* _Extracted entries_

★ ★ ★ ★

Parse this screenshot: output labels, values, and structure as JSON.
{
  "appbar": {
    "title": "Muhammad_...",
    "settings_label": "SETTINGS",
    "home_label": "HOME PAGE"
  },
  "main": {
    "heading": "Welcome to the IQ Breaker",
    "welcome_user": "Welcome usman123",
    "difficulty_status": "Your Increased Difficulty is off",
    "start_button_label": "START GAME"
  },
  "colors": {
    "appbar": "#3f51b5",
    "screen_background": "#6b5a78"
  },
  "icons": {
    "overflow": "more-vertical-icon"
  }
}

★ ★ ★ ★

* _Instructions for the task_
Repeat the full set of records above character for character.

* _Solved exercise_
Parse this screenshot: output labels, values, and structure as JSON.
{
  "appbar": {
    "title": "Muhammad_...",
    "settings_label": "SETTINGS",
    "home_label": "HOME PAGE"
  },
  "main": {
    "heading": "Welcome to the IQ Breaker",
    "welcome_user": "Welcome usman123",
    "difficulty_status": "Your Increased Difficulty is off",
    "start_button_label": "START GAME"
  },
  "colors": {
    "appbar": "#3f51b5",
    "screen_background": "#6b5a78"
  },
  "icons": {
    "overflow": "more-vertical-icon"
  }
}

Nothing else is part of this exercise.